Early August in Cerbère means a three day 'party' in honour of St Sauveur featuring much eating, drinking and dancing.
This year we were in the town for the first of the evenings' celebrations which started with a brass and percussion band playing under the shady plane trees of the town's main gathering point - Le Place de la Republique.
An hour later, everyone moved to Le Ramblas, a raised area above the beach to eat roasted veal and to be entertained by Samba dancers and musicians. Following on was a bizarre striptease act featuring one small, cleanly shaven, (all over - well, as far as we could see) muscly man.
A Chippendale revealing all to an event organiser
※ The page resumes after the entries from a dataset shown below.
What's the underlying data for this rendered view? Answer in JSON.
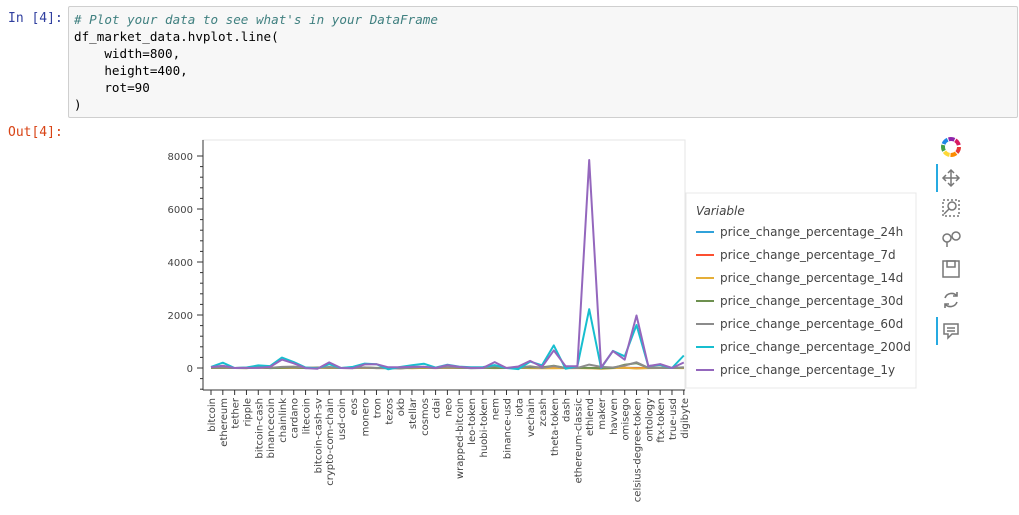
{
  "notebook": {
    "in_prompt": "In [4]:",
    "out_prompt": "Out[4]:",
    "code_lines": [
      "# Plot your data to see what's in your DataFrame",
      "df_market_data.hvplot.line(",
      "    width=800,",
      "    height=400,",
      "    rot=90",
      ")"
    ]
  },
  "toolbar": {
    "tools": [
      {
        "name": "bokeh-logo-icon",
        "active": false
      },
      {
        "name": "pan-icon",
        "active": true
      },
      {
        "name": "box-zoom-icon",
        "active": false
      },
      {
        "name": "wheel-zoom-icon",
        "active": false
      },
      {
        "name": "save-icon",
        "active": false
      },
      {
        "name": "reset-icon",
        "active": false
      },
      {
        "name": "hover-icon",
        "active": true
      }
    ]
  },
  "chart_data": {
    "type": "line",
    "title": "",
    "xlabel": "",
    "ylabel": "",
    "ylim": [
      -900,
      8400
    ],
    "yticks": [
      0,
      2000,
      4000,
      6000,
      8000
    ],
    "legend_title": "Variable",
    "legend_position": "right",
    "categories": [
      "bitcoin",
      "ethereum",
      "tether",
      "ripple",
      "bitcoin-cash",
      "binancecoin",
      "chainlink",
      "cardano",
      "litecoin",
      "bitcoin-cash-sv",
      "crypto-com-chain",
      "usd-coin",
      "eos",
      "monero",
      "tron",
      "tezos",
      "okb",
      "stellar",
      "cosmos",
      "cdai",
      "neo",
      "wrapped-bitcoin",
      "leo-token",
      "huobi-token",
      "nem",
      "binance-usd",
      "iota",
      "vechain",
      "zcash",
      "theta-token",
      "dash",
      "ethereum-classic",
      "ethlend",
      "maker",
      "havven",
      "omisego",
      "celsius-degree-token",
      "ontology",
      "ftx-token",
      "true-usd",
      "digibyte"
    ],
    "series": [
      {
        "name": "price_change_percentage_24h",
        "color": "#30a2da",
        "values": [
          1,
          8,
          0,
          -1,
          2,
          -1,
          1,
          3,
          -1,
          1,
          -1,
          0,
          0,
          -1,
          0,
          -1,
          2,
          1,
          0,
          -1,
          1,
          0,
          -1,
          -1,
          3,
          0,
          0,
          3,
          4,
          1,
          0,
          0,
          0,
          -1,
          10,
          2,
          3,
          0,
          0,
          0,
          1
        ]
      },
      {
        "name": "price_change_percentage_7d",
        "color": "#fc4f30",
        "values": [
          7,
          10,
          0,
          2,
          14,
          5,
          8,
          12,
          5,
          3,
          15,
          0,
          6,
          4,
          1,
          0,
          -3,
          5,
          10,
          -2,
          7,
          7,
          0,
          3,
          18,
          0,
          6,
          10,
          9,
          14,
          2,
          2,
          -3,
          10,
          7,
          10,
          -4,
          7,
          8,
          0,
          5
        ]
      },
      {
        "name": "price_change_percentage_14d",
        "color": "#e5ae38",
        "values": [
          6,
          12,
          0,
          -3,
          11,
          10,
          0,
          8,
          9,
          -1,
          5,
          0,
          -2,
          8,
          -4,
          -5,
          4,
          -10,
          5,
          1,
          2,
          3,
          1,
          4,
          -4,
          0,
          6,
          -4,
          -12,
          -7,
          -3,
          -3,
          -10,
          -28,
          -5,
          8,
          -20,
          -4,
          1,
          0,
          -4
        ]
      },
      {
        "name": "price_change_percentage_30d",
        "color": "#6d904f",
        "values": [
          7,
          14,
          0,
          -5,
          29,
          -2,
          13,
          29,
          -4,
          18,
          22,
          0,
          9,
          19,
          2,
          6,
          -15,
          11,
          22,
          0,
          27,
          7,
          4,
          4,
          3,
          0,
          13,
          26,
          22,
          88,
          1,
          3,
          2,
          -12,
          0,
          125,
          183,
          8,
          12,
          0,
          16
        ]
      },
      {
        "name": "price_change_percentage_60d",
        "color": "#8b8b8b",
        "values": [
          21,
          26,
          0,
          15,
          59,
          3,
          42,
          53,
          14,
          2,
          38,
          0,
          3,
          22,
          -4,
          -9,
          -12,
          15,
          41,
          -1,
          31,
          21,
          -6,
          0,
          72,
          0,
          6,
          63,
          0,
          76,
          -4,
          0,
          130,
          40,
          20,
          95,
          214,
          8,
          15,
          0,
          26
        ]
      },
      {
        "name": "price_change_percentage_200d",
        "color": "#17becf",
        "values": [
          43,
          200,
          1,
          20,
          97,
          71,
          392,
          227,
          20,
          -16,
          143,
          0,
          40,
          167,
          143,
          -50,
          39,
          106,
          162,
          16,
          125,
          52,
          27,
          34,
          110,
          0,
          -40,
          242,
          103,
          851,
          -29,
          74,
          2220,
          -3,
          644,
          443,
          1621,
          74,
          116,
          0,
          471
        ]
      },
      {
        "name": "price_change_percentage_1y",
        "color": "#9467bd",
        "values": [
          33,
          87,
          -0.5,
          4,
          3,
          42,
          316,
          178,
          -2,
          -25,
          211,
          0,
          -7,
          135,
          144,
          26,
          30,
          48,
          49,
          0,
          108,
          43,
          5,
          3,
          221,
          0,
          56,
          267,
          42,
          665,
          69,
          71,
          7850,
          18,
          638,
          314,
          1982,
          72,
          147,
          0,
          209
        ]
      }
    ]
  }
}
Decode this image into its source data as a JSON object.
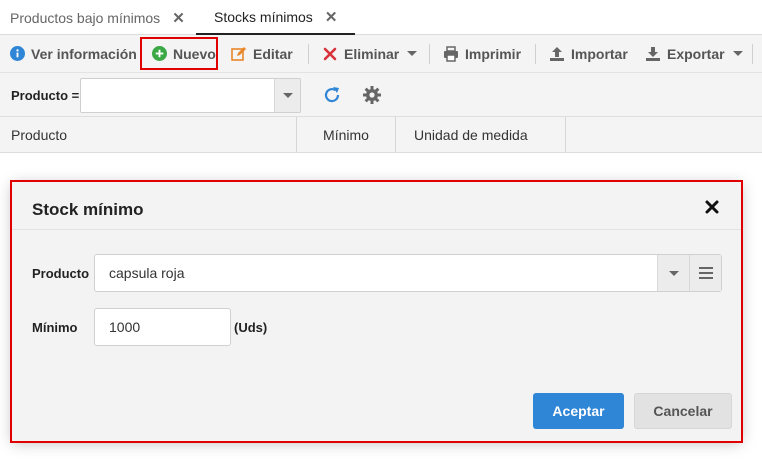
{
  "tabs": [
    {
      "label": "Productos bajo mínimos"
    },
    {
      "label": "Stocks mínimos"
    }
  ],
  "toolbar": {
    "ver_informacion": "Ver información",
    "nuevo": "Nuevo",
    "editar": "Editar",
    "eliminar": "Eliminar",
    "imprimir": "Imprimir",
    "importar": "Importar",
    "exportar": "Exportar"
  },
  "filter": {
    "label": "Producto =",
    "value": ""
  },
  "grid": {
    "columns": [
      "Producto",
      "Mínimo",
      "Unidad de medida"
    ]
  },
  "dialog": {
    "title": "Stock mínimo",
    "producto_label": "Producto",
    "producto_value": "capsula roja",
    "minimo_label": "Mínimo",
    "minimo_value": "1000",
    "unit": "(Uds)",
    "accept": "Aceptar",
    "cancel": "Cancelar"
  },
  "colors": {
    "accent": "#2f86d6",
    "highlight": "#e00000",
    "nuevo_icon": "#3aa845",
    "editar_icon": "#e8872a",
    "eliminar_icon": "#d9323b"
  }
}
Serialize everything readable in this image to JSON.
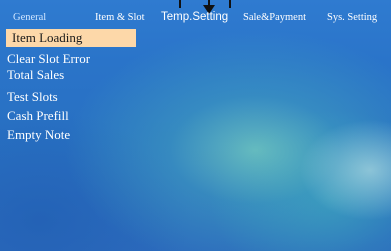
{
  "tabs": [
    {
      "label": "General"
    },
    {
      "label": "Item & Slot"
    },
    {
      "label": "Temp.Setting"
    },
    {
      "label": "Sale&Payment"
    },
    {
      "label": "Sys. Setting"
    }
  ],
  "submenu": {
    "selected": "Item Loading",
    "items": [
      {
        "label": "Item Loading"
      },
      {
        "label": "Clear Slot Error"
      },
      {
        "label": "Total Sales"
      },
      {
        "label": "Test Slots"
      },
      {
        "label": "Cash Prefill"
      },
      {
        "label": "Empty Note"
      }
    ]
  },
  "colors": {
    "background": "#2a74c9",
    "selected_highlight": "#fdd8a9",
    "active_tab_text": "#d0e6ff",
    "text": "#ffffff"
  },
  "icons": {
    "marker": "down-arrow-icon"
  }
}
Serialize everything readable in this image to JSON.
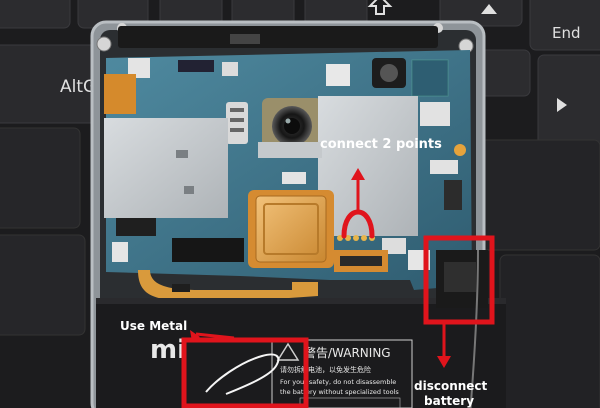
{
  "keyboard": {
    "alt_key": "AltG",
    "end_key": "End"
  },
  "annotations": {
    "connect_points": "connect 2 points",
    "use_metal": "Use Metal",
    "disconnect_line1": "disconnect",
    "disconnect_line2": "battery"
  },
  "battery_label": {
    "logo": "mi",
    "warning_title": "警告/WARNING",
    "warning_cn": "请勿拆解电池，以免发生危险",
    "warning_en1": "For your safety, do not disassemble",
    "warning_en2": "the battery without specialized tools"
  },
  "colors": {
    "annotation_red": "#e0141c",
    "pcb_blue": "#3d6f86",
    "shield_silver": "#c9cdd0",
    "flex_orange": "#d98a2a",
    "battery_black": "#1b1b1d"
  }
}
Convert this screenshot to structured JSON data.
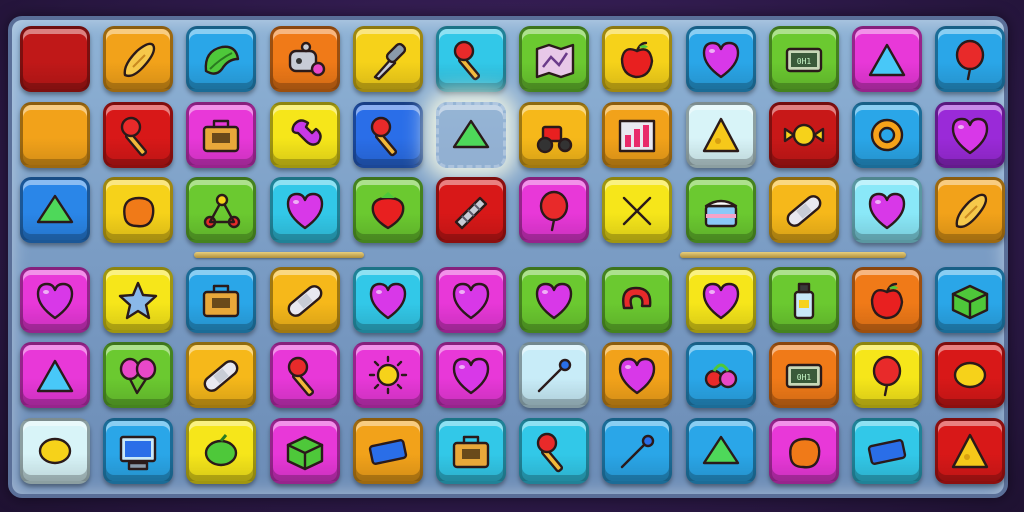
{
  "board": {
    "rows": 6,
    "cols": 12,
    "tiles": [
      [
        {
          "color": "#c01818",
          "icon": "blank-icon"
        },
        {
          "color": "#f2a21a",
          "icon": "bread-icon"
        },
        {
          "color": "#2aa6e8",
          "icon": "leaf-icon"
        },
        {
          "color": "#f07a18",
          "icon": "robot-icon"
        },
        {
          "color": "#f6d21a",
          "icon": "screwdriver-icon"
        },
        {
          "color": "#32c8e8",
          "icon": "hammer-icon"
        },
        {
          "color": "#6bc930",
          "icon": "map-icon"
        },
        {
          "color": "#f6d21a",
          "icon": "apple-icon"
        },
        {
          "color": "#2aa6e8",
          "icon": "heart-icon"
        },
        {
          "color": "#6bc930",
          "icon": "sign-icon"
        },
        {
          "color": "#e838d8",
          "icon": "triangle-icon"
        },
        {
          "color": "#2aa6e8",
          "icon": "balloon-icon"
        }
      ],
      [
        {
          "color": "#f2a21a",
          "icon": "blank-icon"
        },
        {
          "color": "#d81818",
          "icon": "hammer-icon"
        },
        {
          "color": "#e838d8",
          "icon": "briefcase-icon"
        },
        {
          "color": "#f6e61a",
          "icon": "wrench-icon"
        },
        {
          "color": "#2a6ee8",
          "icon": "hammer-icon"
        },
        {
          "color": "#ffffff",
          "icon": "gem-icon",
          "empty": true
        },
        {
          "color": "#f6b81a",
          "icon": "tractor-icon"
        },
        {
          "color": "#f2a21a",
          "icon": "chart-icon"
        },
        {
          "color": "#d8f4f8",
          "icon": "cheese-icon"
        },
        {
          "color": "#c81818",
          "icon": "candy-icon"
        },
        {
          "color": "#2aa6e8",
          "icon": "ring-icon"
        },
        {
          "color": "#9a2ad8",
          "icon": "heart-icon"
        }
      ],
      [
        {
          "color": "#2a86e8",
          "icon": "gem-icon"
        },
        {
          "color": "#f6d21a",
          "icon": "blob-icon"
        },
        {
          "color": "#6bc930",
          "icon": "pulley-icon"
        },
        {
          "color": "#32c8e8",
          "icon": "heart-icon"
        },
        {
          "color": "#6bc930",
          "icon": "strawberry-icon"
        },
        {
          "color": "#d81818",
          "icon": "spring-icon"
        },
        {
          "color": "#e838d8",
          "icon": "balloon-icon"
        },
        {
          "color": "#f6e61a",
          "icon": "tools-icon"
        },
        {
          "color": "#6bc930",
          "icon": "cake-icon"
        },
        {
          "color": "#f6b81a",
          "icon": "bandage-icon"
        },
        {
          "color": "#8ae8f8",
          "icon": "heart-icon"
        },
        {
          "color": "#f2a21a",
          "icon": "bread-icon"
        }
      ],
      [
        {
          "color": "#e838d8",
          "icon": "heart-icon"
        },
        {
          "color": "#f6e61a",
          "icon": "star-icon"
        },
        {
          "color": "#2aa6e8",
          "icon": "briefcase-icon"
        },
        {
          "color": "#f6b81a",
          "icon": "bandage-icon"
        },
        {
          "color": "#32c8e8",
          "icon": "heart-icon"
        },
        {
          "color": "#e838d8",
          "icon": "heart-icon"
        },
        {
          "color": "#6bc930",
          "icon": "heart-icon"
        },
        {
          "color": "#6bc930",
          "icon": "magnet-icon"
        },
        {
          "color": "#f6e61a",
          "icon": "heart-icon"
        },
        {
          "color": "#6bc930",
          "icon": "bottle-icon"
        },
        {
          "color": "#f07a18",
          "icon": "apple-icon"
        },
        {
          "color": "#2aa6e8",
          "icon": "box-icon"
        }
      ],
      [
        {
          "color": "#e838d8",
          "icon": "triangle-icon"
        },
        {
          "color": "#6bc930",
          "icon": "balloons-icon"
        },
        {
          "color": "#f6b81a",
          "icon": "bandage-icon"
        },
        {
          "color": "#e838d8",
          "icon": "hammer-icon"
        },
        {
          "color": "#e838d8",
          "icon": "sun-icon"
        },
        {
          "color": "#e838d8",
          "icon": "heart-icon"
        },
        {
          "color": "#c8ecf8",
          "icon": "pin-icon"
        },
        {
          "color": "#f2a21a",
          "icon": "heart-icon"
        },
        {
          "color": "#2aa6e8",
          "icon": "berries-icon"
        },
        {
          "color": "#f07a18",
          "icon": "sign-icon"
        },
        {
          "color": "#f6e61a",
          "icon": "balloon-icon"
        },
        {
          "color": "#d81818",
          "icon": "lemon-icon"
        }
      ],
      [
        {
          "color": "#d8f4f8",
          "icon": "lemon-icon"
        },
        {
          "color": "#2aa6e8",
          "icon": "computer-icon"
        },
        {
          "color": "#f6e61a",
          "icon": "lime-icon"
        },
        {
          "color": "#e838d8",
          "icon": "box-icon"
        },
        {
          "color": "#f2a21a",
          "icon": "eraser-icon"
        },
        {
          "color": "#32c8e8",
          "icon": "briefcase-icon"
        },
        {
          "color": "#32c8e8",
          "icon": "hammer-icon"
        },
        {
          "color": "#2aa6e8",
          "icon": "pin-icon"
        },
        {
          "color": "#2aa6e8",
          "icon": "gem-icon"
        },
        {
          "color": "#e838d8",
          "icon": "blob-icon"
        },
        {
          "color": "#32c8e8",
          "icon": "eraser-icon"
        },
        {
          "color": "#d81818",
          "icon": "cheese-icon"
        }
      ]
    ]
  }
}
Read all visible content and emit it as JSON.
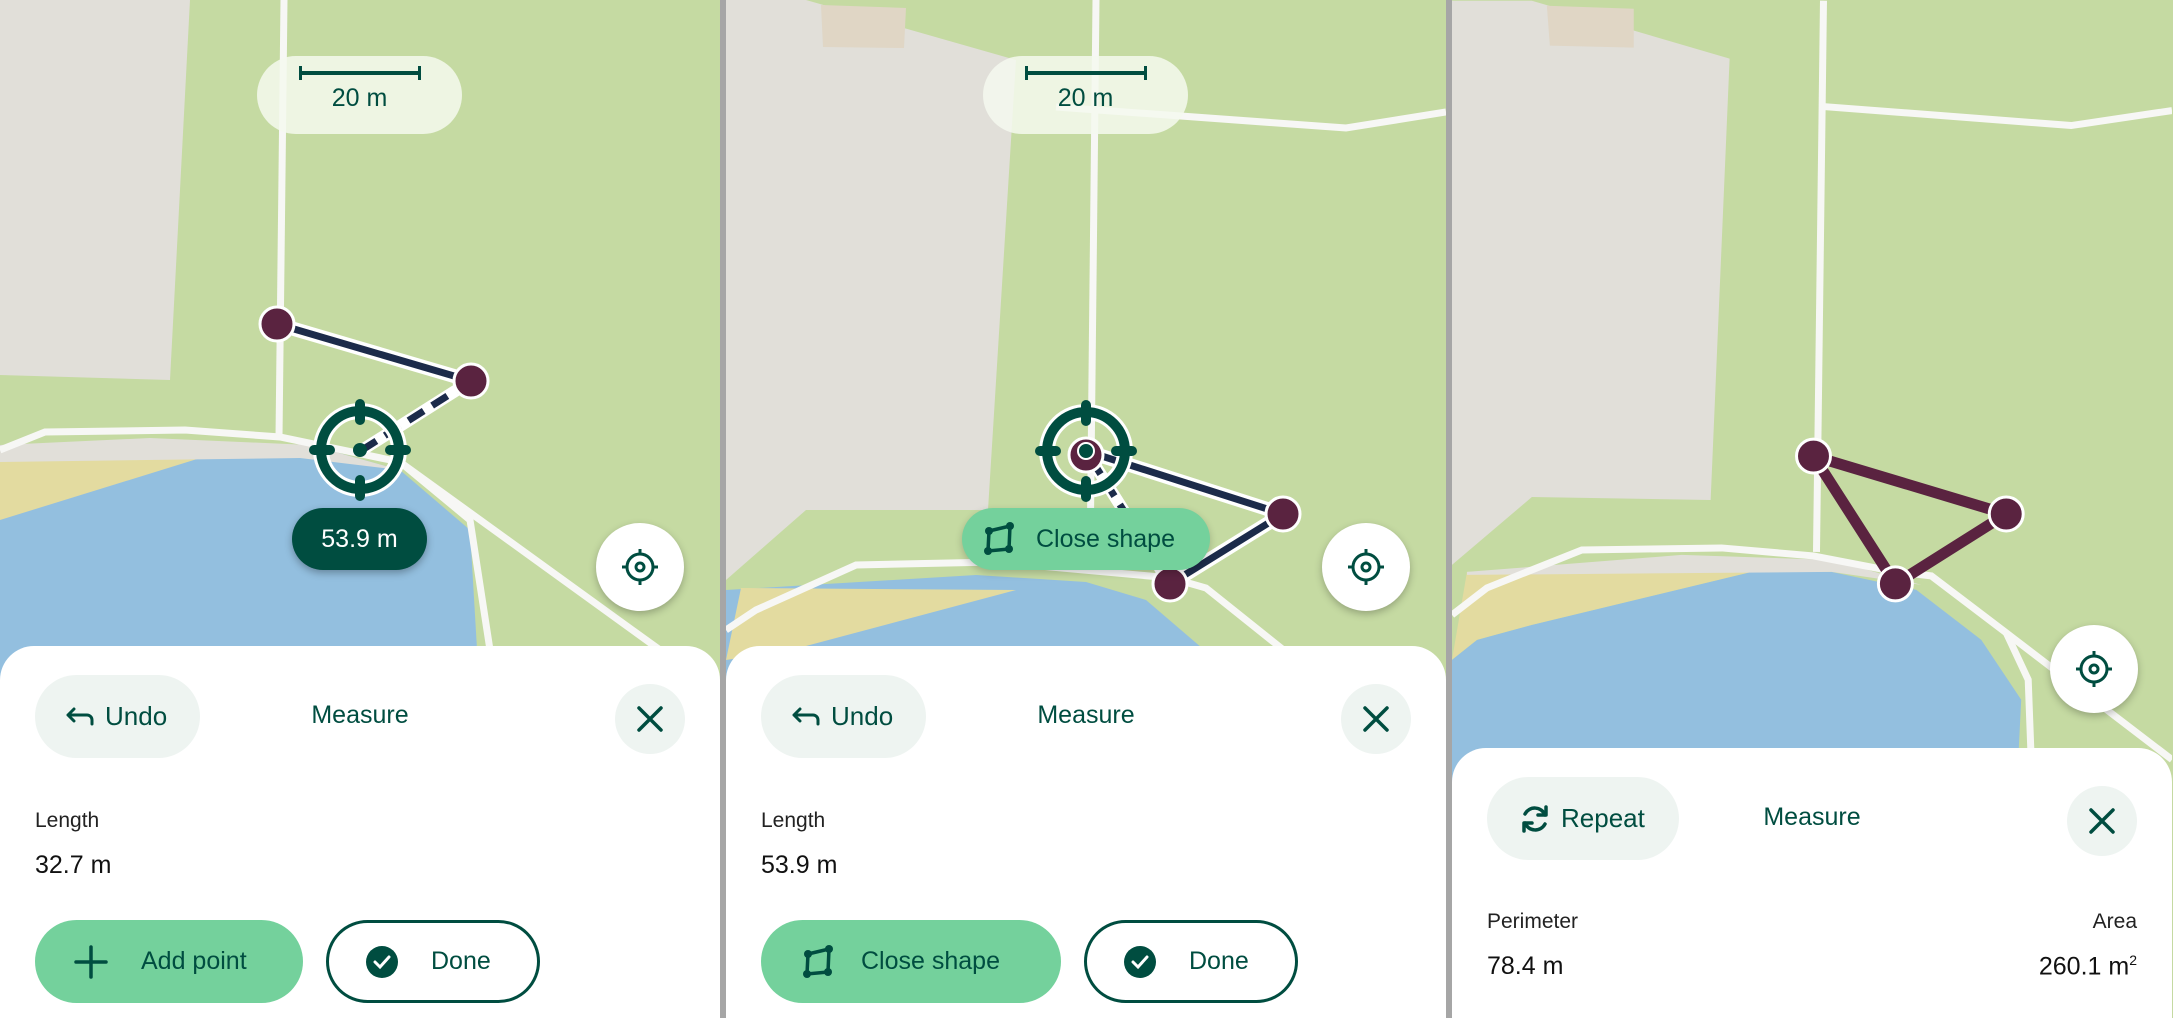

When the crowd had recovered, a fire-juggling belly dancer appeared and danced to a Bollywood soundtrack for half an hour, then a DJ, and following, the main event: a four piece band wearing satin leopard skin dressing gowns, terrible wigs and 'flip-down' shades. After some 'clowning about' they removed the gowns, revealing tiny black thongs and then proceeded to pull on lycra leopard skin pants over the top of the thongs and crash into a scary rendition of 'Staying Alive'.
We left after the next song (which appeared to be about buying chocolate croissants) went back to the flat and sat on our tiny terrace with mint tea listening to the base booming, wondering what time it might all end and discussing the band's name which had had two different spellings according to which poster you looked at. 'Sans interdite', (without not allowed) or, 'Sens Interdite' (One way Street).
The next morning there was a 'Sadanas' band (traditional Catalan music) playing back in the square. We took our seats and waited for the dancing to begin. I've seen these bands many times but the dance itself still remains quite mysterious - how it starts and how anyone actually knows how to interpret the music. This time, a woman appeared at the edge of the square (actually a 'round') and remained there, hopping and prancing a little as if testing the music and steps. Eventually she ventured into the middle and other people gradually joined in, arms raised, each other's hands clasped, daintily stepping in time to the double bass, or sometimes the tiny drum strapped to the band leader's arm. The age range of dancers is often from small children through to ancient grannies - nice to see in this ageist age . . .